Kirkpatrick believes that evolutionary psychology is going to be the new way in which to deal with the psychology of religion. I think that he certainly right, as, from his description, it’s the way the trend is going, but I think this trend may be slightly more arbitrary than he supposes. While evolutionary psychology might work well in analysis and breakdown of aspects of the psychology of religion, and it will promote further theories, all of those will be based in evolutionary psychology. And this is a good thing. But I don’t know that it’s necessarily the BEST thing for the psychology of religion, and I don’t know that we’ll ever know what would be. Every theory for dividing up the psychology of religion would lead to different divisions and different hypotheses based on the theory and the divisions used.

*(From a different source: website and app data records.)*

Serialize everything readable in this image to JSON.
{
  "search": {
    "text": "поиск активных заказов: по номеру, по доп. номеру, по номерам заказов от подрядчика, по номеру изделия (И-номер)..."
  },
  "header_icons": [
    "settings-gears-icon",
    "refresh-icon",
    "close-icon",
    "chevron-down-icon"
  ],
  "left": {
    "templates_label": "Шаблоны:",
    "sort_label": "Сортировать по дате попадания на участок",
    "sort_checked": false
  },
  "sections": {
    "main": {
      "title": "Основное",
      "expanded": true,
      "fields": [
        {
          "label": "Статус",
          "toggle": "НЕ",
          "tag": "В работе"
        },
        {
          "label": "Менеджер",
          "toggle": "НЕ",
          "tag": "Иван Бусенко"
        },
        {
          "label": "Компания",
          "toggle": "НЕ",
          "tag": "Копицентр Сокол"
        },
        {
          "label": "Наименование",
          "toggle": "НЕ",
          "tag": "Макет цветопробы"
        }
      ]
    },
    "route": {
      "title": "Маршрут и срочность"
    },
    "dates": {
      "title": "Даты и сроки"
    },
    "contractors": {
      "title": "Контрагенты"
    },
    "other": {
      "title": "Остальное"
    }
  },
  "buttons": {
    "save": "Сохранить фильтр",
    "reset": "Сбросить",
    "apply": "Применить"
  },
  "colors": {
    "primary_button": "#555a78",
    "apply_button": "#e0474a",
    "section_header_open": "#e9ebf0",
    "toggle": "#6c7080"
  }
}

But how will we know which set of divisions and set of hypotheses is CORRECT? It seems rather arbitrary, but I think evolutionary psychology is as good a method as any.
So…yeah…a review. Sci liked it! I found it well-written and pretty understandable for someone who doesn’t read a lot of psych. I found some of the stuff on attachment theory quite fascinating. But I have to say: he wrote the book backward. And he knows it. In fact, Kirkpatrick mentions it in the beginning. Rather than give a summary introduction of the overarching theory and then delving into the parts, he delves into the parts and gives the overarching theory last. I understand that this is probably close to how he himself came through the thought process, but I personally got a little lost, until I got to the last chapter.
So here’s my suggestion: buy this book. Or borrow it. Or whatever. Flip to the last chapter. Read it. Then flip to the front and read it all the way through. MUCH better. Hey, in mysteries you always have to resist the urge to do that, so be happy that you do it with psych!.
End result: Very interesting. It made me think a LOT, and that’s always a good thing, though something of a dangerous pastime. I feel like I understand the applications of evolutionary psychology to the psychology of religion well, and particularly attachment theory. So, Prof. Kirkpatrick, I don’t want my money back. I am very satisfied.